The next chapters use extensive descriptive vignettes to explore how the concepts described in the earlier section were used in group settings to help several types of overwhelmed clients. The authors first examine parenting groups for recovering mothers and fathers. Later chapters look at groups for older Vietnamese women, children whose parents are affected by AIDS, black university women, mixed recovery groups, and gang groups.

The chapters follow these groups from recruitment and formation through the evolving process and, in some cases, to dissolution. The vignettes engage us in the ongoing struggles and growth of clients, and the authors reflect on the dignity and strengths of the clients. Reading these chapters, many practitioners will be reminded of clients with whom they have worked in both group and individual settings, and this similarity of experiences will make the book relevant to their work.

The book's practical aspect appears in the final chapter. Vignettes are used to highlight and review all the different group approaches and techniques. The authors point out that although empowerment theory is the central guiding force, other approaches also use cognitive-behavioral theories, family system theories, and problem-solving methods. These approaches are supported by social learning and communication theories. The flexibility in approaches within the basic structure and goals of the groups is shown to be critical in helping clients move on.

Group Work With Overwhelmed Clients is a reference and a resource that is invaluable for anyone working with clients facing the challenges of addiction, parenting under extreme stress, adjusting to a new culture in maturity, living with a critically ill family member, or resisting the temptations of gang involvement. However, its use is not limited to these populations or to inpatient or outpatient mental health settings. For example, it could be useful in rehabilitation settings or with families who have children with disabilities.

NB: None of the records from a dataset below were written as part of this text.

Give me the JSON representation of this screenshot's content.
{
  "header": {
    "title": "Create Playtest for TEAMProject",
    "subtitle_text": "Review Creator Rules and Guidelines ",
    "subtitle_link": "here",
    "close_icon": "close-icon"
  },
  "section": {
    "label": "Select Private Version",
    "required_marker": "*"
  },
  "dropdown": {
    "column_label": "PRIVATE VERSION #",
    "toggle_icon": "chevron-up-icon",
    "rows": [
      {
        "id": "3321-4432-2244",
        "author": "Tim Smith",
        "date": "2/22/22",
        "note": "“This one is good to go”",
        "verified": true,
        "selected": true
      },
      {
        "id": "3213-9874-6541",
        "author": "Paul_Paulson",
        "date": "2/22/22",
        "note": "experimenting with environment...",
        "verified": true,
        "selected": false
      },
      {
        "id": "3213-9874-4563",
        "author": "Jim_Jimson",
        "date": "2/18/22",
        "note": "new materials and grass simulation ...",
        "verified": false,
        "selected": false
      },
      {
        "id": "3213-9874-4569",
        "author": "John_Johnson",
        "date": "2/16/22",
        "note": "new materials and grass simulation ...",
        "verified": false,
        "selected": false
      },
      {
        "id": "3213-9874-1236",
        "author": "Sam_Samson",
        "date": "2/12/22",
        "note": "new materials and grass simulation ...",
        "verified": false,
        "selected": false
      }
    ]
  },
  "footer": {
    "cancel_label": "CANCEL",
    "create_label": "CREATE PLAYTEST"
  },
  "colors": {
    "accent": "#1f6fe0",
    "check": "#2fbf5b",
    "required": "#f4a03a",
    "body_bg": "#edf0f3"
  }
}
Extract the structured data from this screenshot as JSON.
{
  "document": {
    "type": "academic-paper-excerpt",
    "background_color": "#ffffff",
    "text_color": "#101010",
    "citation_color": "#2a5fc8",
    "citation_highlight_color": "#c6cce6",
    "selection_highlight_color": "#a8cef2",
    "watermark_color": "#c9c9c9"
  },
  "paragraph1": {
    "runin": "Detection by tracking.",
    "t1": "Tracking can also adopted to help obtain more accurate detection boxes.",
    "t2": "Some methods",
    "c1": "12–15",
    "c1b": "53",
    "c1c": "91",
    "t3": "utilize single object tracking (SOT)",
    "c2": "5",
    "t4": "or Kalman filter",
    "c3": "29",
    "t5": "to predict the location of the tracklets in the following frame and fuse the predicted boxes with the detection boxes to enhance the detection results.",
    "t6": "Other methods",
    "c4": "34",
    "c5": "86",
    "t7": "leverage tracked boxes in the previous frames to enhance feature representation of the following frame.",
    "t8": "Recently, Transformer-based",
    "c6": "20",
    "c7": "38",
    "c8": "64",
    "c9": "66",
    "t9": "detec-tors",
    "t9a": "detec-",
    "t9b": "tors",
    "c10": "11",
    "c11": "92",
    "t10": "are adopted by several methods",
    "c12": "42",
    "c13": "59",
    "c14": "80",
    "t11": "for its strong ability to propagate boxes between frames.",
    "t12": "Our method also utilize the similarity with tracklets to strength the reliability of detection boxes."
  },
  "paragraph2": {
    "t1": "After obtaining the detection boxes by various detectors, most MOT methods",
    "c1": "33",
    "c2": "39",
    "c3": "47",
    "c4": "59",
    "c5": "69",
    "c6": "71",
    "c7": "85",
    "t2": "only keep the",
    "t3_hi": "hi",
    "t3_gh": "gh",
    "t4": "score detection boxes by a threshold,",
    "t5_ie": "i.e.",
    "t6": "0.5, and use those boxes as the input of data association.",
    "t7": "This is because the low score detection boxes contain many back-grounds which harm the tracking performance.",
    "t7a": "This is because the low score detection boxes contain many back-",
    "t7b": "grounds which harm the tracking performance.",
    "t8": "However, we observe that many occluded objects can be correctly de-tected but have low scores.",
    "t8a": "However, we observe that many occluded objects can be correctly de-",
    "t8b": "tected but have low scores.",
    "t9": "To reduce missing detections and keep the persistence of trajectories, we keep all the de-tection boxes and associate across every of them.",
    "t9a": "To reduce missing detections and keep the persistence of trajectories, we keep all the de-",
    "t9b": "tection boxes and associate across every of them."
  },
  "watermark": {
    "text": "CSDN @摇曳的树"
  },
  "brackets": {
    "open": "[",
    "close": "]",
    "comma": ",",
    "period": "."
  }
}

The authors remind and challenge us to be aware of our own issues related to racism and personal use of power and to share our own personal and professional strengths to empower our clients. This is a practical and timely book grounded in the reality of what life is like for many families and human and social service agencies today.

Ms. Hackett is clinical social worker and developmentalist in the early intervention and family support program at the University of Massachusetts Medical School in Worcester.




CME Activity

There is currently no quiz available for this resource. Please click here to go to the CME page to find another.
Submit a Comments
Please read the other comments before you post yours. Contributors must reveal any conflict of interest.
Comments are moderated and will appear on the site at the discertion of APA editorial staff.

* = Required Field
(if multiple authors, separate names by comma)
Example: John Doe

Related Content
Gabbard's Treatments of Psychiatric Disorders, 4th Edition > Chapter 22.  >
Dulcan's Textbook of Child and Adolescent Psychiatry > Chapter 30.  >
Dulcan's Textbook of Child and Adolescent Psychiatry > Chapter 30.  >
Dulcan's Textbook of Child and Adolescent Psychiatry > Chapter 30.  >
Dulcan's Textbook of Child and Adolescent Psychiatry > Chapter 30.  >
Topic Collections
Psychiatric News
PubMed Articles